might want to try reaching out to the 9th Division Association, you might be able to connect with other members or possibly even find someone that was in his unit. https://9thinfantry.org/
My great uncle was in the 60th Infantry Regiment (he was killed just a few weeks after your uncle died). He was originally an ambulance driver but, from the Battle of the Bulge until his death, he was a common infantryman (1st Battalion, Company C). He was from Mauston, WI which isn't too far from Genoa City. It would not be inconceivable that two boys from Wisconsin would gravitate toward each other and possibly become friends.
I found a great website that shows the order of battle for the 9th Infantry Division (which the 60th Infantry Regiment was assigned) ( 9th INFANTRY DIVISION - Order of Battle of the United States Army - WWII - ETO | U.S. Army Center of Military History). The reason I mention this is because it shows the dates and locations of the divisional headquarters - meaning our uncles were between 0 to 20 miles from those locations. If we could find the locations for the regimental HQ for the 60th we could pinpoint their whereabouts even better.

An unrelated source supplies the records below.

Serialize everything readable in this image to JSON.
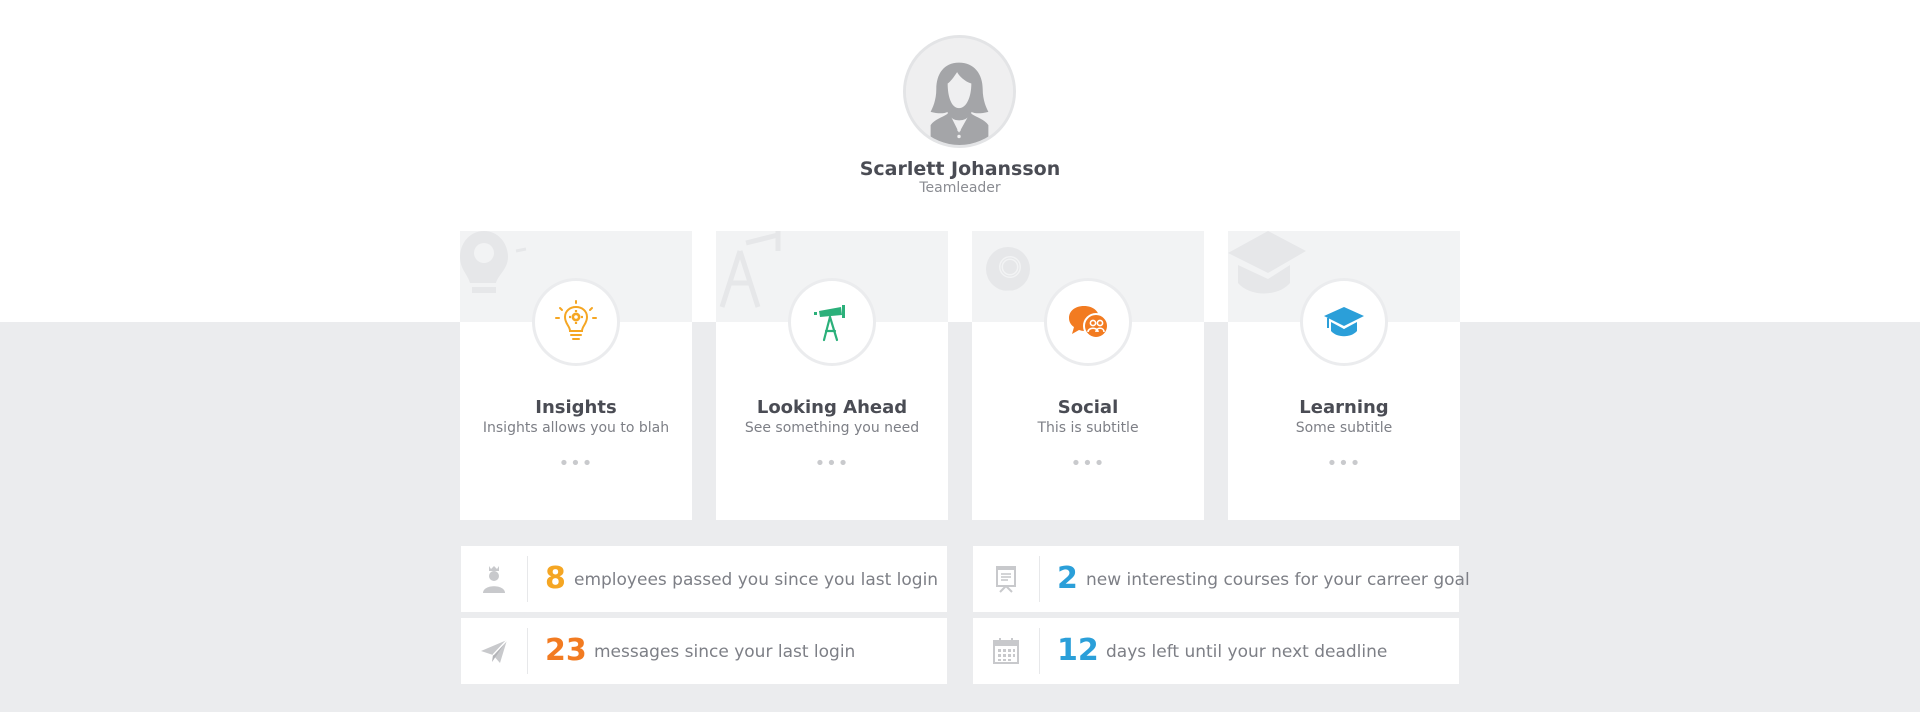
{
  "profile": {
    "name": "Scarlett Johansson",
    "role": "Teamleader"
  },
  "cards": [
    {
      "title": "Insights",
      "subtitle": "Insights allows you to blah",
      "more": "•••",
      "icon": "lightbulb-icon",
      "color": "#f5a623"
    },
    {
      "title": "Looking Ahead",
      "subtitle": "See something you need",
      "more": "•••",
      "icon": "telescope-icon",
      "color": "#2bb07a"
    },
    {
      "title": "Social",
      "subtitle": "This is subtitle",
      "more": "•••",
      "icon": "chat-people-icon",
      "color": "#f27b21"
    },
    {
      "title": "Learning",
      "subtitle": "Some subtitle",
      "more": "•••",
      "icon": "graduation-cap-icon",
      "color": "#2b9fd9"
    }
  ],
  "stats": [
    {
      "number": "8",
      "text": "employees passed you since you last login",
      "icon": "crowned-person-icon",
      "color": "#f5a623"
    },
    {
      "number": "2",
      "text": "new interesting courses for your carreer goal",
      "icon": "presentation-board-icon",
      "color": "#2b9fd9"
    },
    {
      "number": "23",
      "text": "messages since your last login",
      "icon": "paper-plane-icon",
      "color": "#f27b21"
    },
    {
      "number": "12",
      "text": "days left until your next deadline",
      "icon": "calendar-icon",
      "color": "#2b9fd9"
    }
  ]
}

I notice that the date of your uncle's death is the day after the Remagen Bridge collapsed. I don't know if you know anything about military history but the capture and battle of the Remagen Bridge is considered to be one of the top five battles of the European campaign. The Germans threw everything they had at that bridge (an excellent account is at Battle of Remagen - Wikipedia). Your uncle, being an antiaircraft gunner was probably in the 376th AAA Battalion (see Composition | 9th Infantry Division in WWII). There is almost no doubt that he would have been right at the bridge in the very bullseye of the German effort.
I have some some light hearted and some heartbreaking letters from my uncle. I wouldn't mind sharing them with you so you should contact me.